However, no matter what crop you decided to plant, you’ll want to make sure you are using the best possible seed or hemp clones.

When determining whether or not to get involved in the hemp industry, it’s essential to understand your potential hemp farming profit per acre. Learn More!

ROI of Hemp: How Much CBD Oil Can Be Extracted from a Hemp Plant?

If you’re looking to begin growing hemp for the purpose of extracting CBD oil, you likely are wondering what the ROI of a single hemp plant is. As you’re starting a business, you need to understand the financial side of your operation in addition to the technical side.
One of the main questions asked is how much CBD oil can be extracted from a single hemp plant, as well as how much CBD oil can be produced from one acre of hemp plants?

The answer is more complex than you might expect, when you take into account the differences between the quality of your plant, what end product you’re looking to achieve, and your method of extraction. Whichever CBD extraction process you choose will impact how much CBD oil can be extracted from a hemp plant.

How Much CBD Oil Can Be Extracted from a Hemp Plant?

Answer: On average, one hemp plant can produce approximately one pound of CBD oil.

This pound is in the form of crude oil, which can be used on its own or further distilled into a more refined end product. If you have an acre of hemp plants, you could yield up to 1,500 pounds of flower and extract approximately 200lbs of crude CBD oil worth about $300 per kilo, earning you about $27,300 per acre based on current Summer 2020 market pricing.

Amount of End Product
The amount of CBD oil you extract decreases if you’re looking to produce a more refined end product, like CBD isolate (approx. yield 140lbs per acre) or broad-spectrum CBD distillate (approx. yield 160lbs per acre). If you’re just looking to extract crude oil, you’ll extract a larger volume of oil than if you refine it down further.

Amount Per Acre
If you’re harvesting hemp plants for the purposes of extracting CBD oil, you will need to grow only female plants, which are the ones that flower. The flower (or bud) of the hemp plant contains the trichomes with the highest amount of CBD, making it the best and easiest way to extract CBD oil from the plant. On average, you can grow about 1,500 hemp plants per acre if you’re growing for CBD oil.

Factors that Impact CBD Oil Amount

Of course, these total numbers are just estimates. There are a variety of factors that can impact how much CBD oil could be extracted from a single hemp plant.

Some of these factors include:

  • Quality of plant (genetic potential, length of cultivation cycle)
  • Method of extraction (ethanol, carbon dioxide, or hydrocarbon)
  • Efficiency of operations (impacted by the skill level of your technicians, familiarity with the equipment, etc.)

As your business grows and becomes more efficient, you’ll likely be able to increase your production and productivity, as you become more familiar with the machines.

Industrial Hemp vs. Hemp for CBD Oil
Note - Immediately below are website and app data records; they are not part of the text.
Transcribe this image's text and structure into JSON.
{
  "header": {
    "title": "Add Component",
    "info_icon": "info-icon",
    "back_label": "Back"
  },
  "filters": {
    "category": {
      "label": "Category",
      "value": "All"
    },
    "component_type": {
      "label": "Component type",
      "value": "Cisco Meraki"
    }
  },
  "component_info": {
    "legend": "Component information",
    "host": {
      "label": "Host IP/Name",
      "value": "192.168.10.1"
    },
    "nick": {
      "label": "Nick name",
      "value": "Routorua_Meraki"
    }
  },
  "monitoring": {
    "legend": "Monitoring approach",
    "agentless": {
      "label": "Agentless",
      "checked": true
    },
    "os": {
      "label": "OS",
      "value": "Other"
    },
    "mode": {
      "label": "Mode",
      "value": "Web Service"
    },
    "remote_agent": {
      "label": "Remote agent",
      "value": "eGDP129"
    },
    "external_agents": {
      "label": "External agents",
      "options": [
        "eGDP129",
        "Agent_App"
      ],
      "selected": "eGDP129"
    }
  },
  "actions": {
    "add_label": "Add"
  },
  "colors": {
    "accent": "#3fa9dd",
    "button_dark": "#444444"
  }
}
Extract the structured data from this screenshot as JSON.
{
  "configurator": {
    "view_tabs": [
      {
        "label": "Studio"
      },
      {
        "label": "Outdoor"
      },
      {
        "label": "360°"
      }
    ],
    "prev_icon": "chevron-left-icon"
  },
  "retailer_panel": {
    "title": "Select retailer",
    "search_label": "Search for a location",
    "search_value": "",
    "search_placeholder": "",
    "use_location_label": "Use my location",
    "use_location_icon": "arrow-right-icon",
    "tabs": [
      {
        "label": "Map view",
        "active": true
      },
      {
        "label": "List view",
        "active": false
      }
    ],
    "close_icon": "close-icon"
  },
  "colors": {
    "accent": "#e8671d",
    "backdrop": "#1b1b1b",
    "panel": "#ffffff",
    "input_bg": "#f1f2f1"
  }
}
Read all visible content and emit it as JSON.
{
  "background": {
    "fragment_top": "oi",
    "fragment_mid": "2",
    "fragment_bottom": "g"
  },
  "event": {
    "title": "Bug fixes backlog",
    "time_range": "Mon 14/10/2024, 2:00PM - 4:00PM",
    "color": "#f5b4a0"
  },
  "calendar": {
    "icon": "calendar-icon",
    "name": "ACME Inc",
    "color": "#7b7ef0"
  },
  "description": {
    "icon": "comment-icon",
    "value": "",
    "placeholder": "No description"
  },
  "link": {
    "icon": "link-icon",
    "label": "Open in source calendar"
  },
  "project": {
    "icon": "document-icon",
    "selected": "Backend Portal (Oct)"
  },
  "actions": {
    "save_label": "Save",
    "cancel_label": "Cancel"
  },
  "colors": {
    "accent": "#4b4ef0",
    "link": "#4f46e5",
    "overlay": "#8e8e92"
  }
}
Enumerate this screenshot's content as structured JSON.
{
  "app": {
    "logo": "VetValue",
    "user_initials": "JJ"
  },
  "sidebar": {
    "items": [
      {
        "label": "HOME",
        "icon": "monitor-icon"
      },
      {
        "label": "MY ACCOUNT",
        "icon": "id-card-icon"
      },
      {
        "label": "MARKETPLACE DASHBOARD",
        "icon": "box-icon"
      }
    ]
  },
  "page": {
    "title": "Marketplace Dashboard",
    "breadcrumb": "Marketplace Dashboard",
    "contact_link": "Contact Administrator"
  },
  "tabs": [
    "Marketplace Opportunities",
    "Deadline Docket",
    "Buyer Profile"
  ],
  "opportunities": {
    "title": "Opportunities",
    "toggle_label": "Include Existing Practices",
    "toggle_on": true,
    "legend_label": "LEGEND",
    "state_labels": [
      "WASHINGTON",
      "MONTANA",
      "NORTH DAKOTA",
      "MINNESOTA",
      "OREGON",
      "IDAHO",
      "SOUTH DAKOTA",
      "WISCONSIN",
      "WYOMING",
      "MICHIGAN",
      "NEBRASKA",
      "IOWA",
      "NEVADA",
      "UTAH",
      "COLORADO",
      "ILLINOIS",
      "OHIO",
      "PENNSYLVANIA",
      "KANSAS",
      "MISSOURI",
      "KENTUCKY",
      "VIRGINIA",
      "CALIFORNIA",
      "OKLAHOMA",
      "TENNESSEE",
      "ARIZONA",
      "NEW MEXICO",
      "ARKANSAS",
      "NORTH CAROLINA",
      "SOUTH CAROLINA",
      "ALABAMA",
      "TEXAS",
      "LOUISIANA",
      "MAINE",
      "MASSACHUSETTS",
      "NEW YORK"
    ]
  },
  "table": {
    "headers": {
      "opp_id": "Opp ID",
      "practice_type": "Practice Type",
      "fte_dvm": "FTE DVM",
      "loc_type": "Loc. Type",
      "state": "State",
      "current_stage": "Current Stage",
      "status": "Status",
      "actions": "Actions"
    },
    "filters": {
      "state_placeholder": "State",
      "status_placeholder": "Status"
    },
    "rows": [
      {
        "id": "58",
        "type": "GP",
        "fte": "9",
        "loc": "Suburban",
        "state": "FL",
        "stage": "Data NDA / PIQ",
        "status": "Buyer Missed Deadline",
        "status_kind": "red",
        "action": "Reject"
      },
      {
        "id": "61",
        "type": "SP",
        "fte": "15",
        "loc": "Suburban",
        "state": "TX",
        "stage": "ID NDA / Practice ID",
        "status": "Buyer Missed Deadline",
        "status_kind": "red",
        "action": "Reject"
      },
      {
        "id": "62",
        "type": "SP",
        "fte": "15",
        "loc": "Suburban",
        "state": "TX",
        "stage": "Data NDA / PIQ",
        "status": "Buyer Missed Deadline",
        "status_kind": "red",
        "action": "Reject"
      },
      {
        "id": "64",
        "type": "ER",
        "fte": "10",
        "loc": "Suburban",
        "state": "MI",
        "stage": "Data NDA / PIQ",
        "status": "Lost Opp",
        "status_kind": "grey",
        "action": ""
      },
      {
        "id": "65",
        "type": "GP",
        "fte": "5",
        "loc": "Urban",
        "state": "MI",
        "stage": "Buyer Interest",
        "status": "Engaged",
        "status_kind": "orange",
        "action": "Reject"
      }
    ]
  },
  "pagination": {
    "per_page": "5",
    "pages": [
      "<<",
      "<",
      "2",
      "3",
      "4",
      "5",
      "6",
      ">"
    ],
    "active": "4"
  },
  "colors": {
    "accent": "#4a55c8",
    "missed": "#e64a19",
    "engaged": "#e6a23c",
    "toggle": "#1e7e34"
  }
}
Hemp plants grown to harvest CBD require different planting techniques than hemp plants that are grown for more industrial or manufacturing purposes.

With hemp grown for industrial purposes, you can grow many more plants per acre—around 400,000 plants. These plants can be male varieties since you don’t need the flower to harvest CBD, and the plants grow much taller, allowing for more volume per acre. Hemp plants grown for the purpose of extracting CBD oil require more space, so you can grow fewer plants per acre.

Precision Equipment for Hemp Extraction

Precision Extraction offers high-volume, high-quality ethanol extraction equipment optimized for hemp extraction.

Our extraction experts provide a simple introductory explanation to how much CBD oil can be extracted from hemp, potential ROI, and factors to consider.